Wigginton, who was well aware of the trade rumors, said he wasn't disappointed to still be in Baltimore and was looking forward to playing out the rest of the season.
"It's not [a letdown] at all," said Wigginton, who has enjoyed a resurgent year, including his first All-Star appearance. "You hear the rumors, and like I said all along, I've heard rumors my entire career, every single year at about this time. More times than not, it doesn't happen."
It didn't look like anything would happen after Tejada's trade, but the O's and Marlins reached an agreement right at the deadline, giving the Orioles long-relief and starting insurance in VandenHurk, who has been up and down in the Marlins system for three years.
"Two short left-handers out of the bullpen [in Ohman and Michael Gonzalez] with the way our starting pitching has been going is really a luxury that we probably couldn't afford at this stage," MacPhail said.
"Will will be a free agent at the end of the year, so we always have the opportunity to talk to him again in the future.

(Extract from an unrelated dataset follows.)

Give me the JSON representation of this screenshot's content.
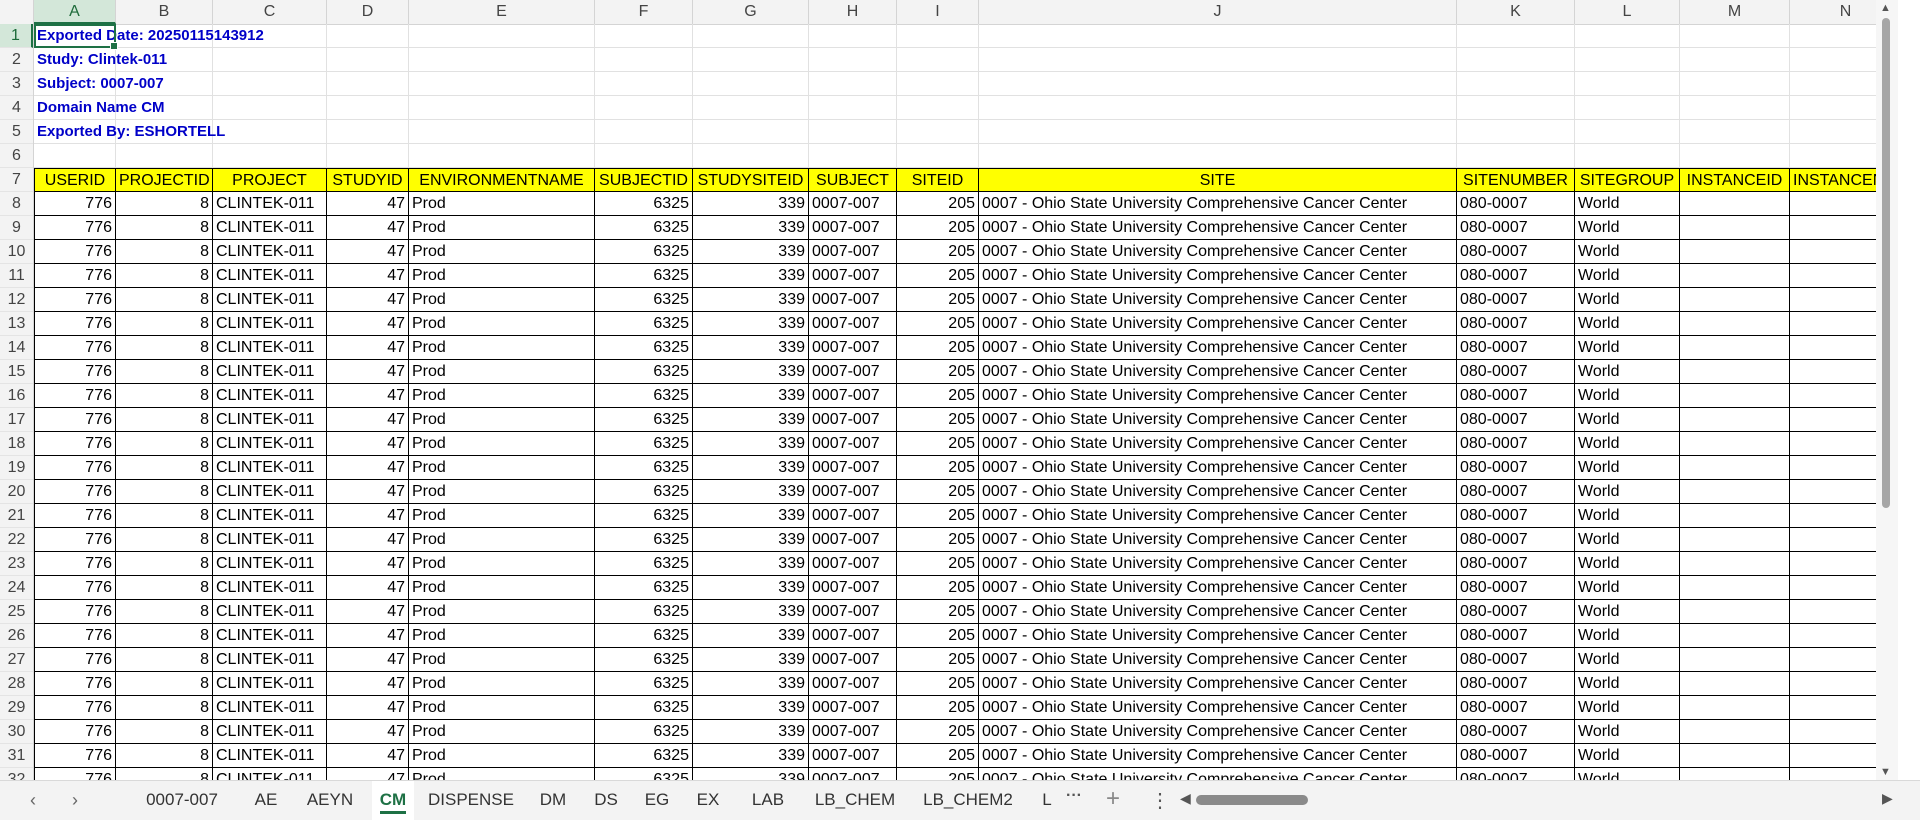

We had the opportunity to pick up a pitcher who has been of interest to us for the last several years. It just looked like something that made sense to both parties."
The 25-year-old VandenHurk will report to Triple-A Norfolk and be inserted in the Tides' rotation. He went 8-4 with a 4.68 ERA in 19 starts with Triple-A New Orleans and appeared in two games out of the bullpen for the Marlins.
As for Ohman, he will fly to San Diego to meet the Marlins, a group hopeful that the veteran can help fill a void.
"[I] got another 24 friends picked out for me in South Florida," Ohman said. "So, [I'll] go find out if they like me."
Over the next month, deals involving players on the 40-man roster cannot be made unless the players have already cleared waivers. A player exposed to waivers can be claimed by any team and -- if there are multiple claims -- the player would be offered to the team with the worst record.
At that point, a team has 48 hours to try to work out a trade with the claiming club or remove the player from waivers. A player can be pulled back from waivers only once, but if he clears waivers either the first or a second time through, a team can attempt to trade him to any club.
Brittany Ghiroli is a reporter for MLB.com. This story was not subject to the approval of Major League Baseball or its clubs.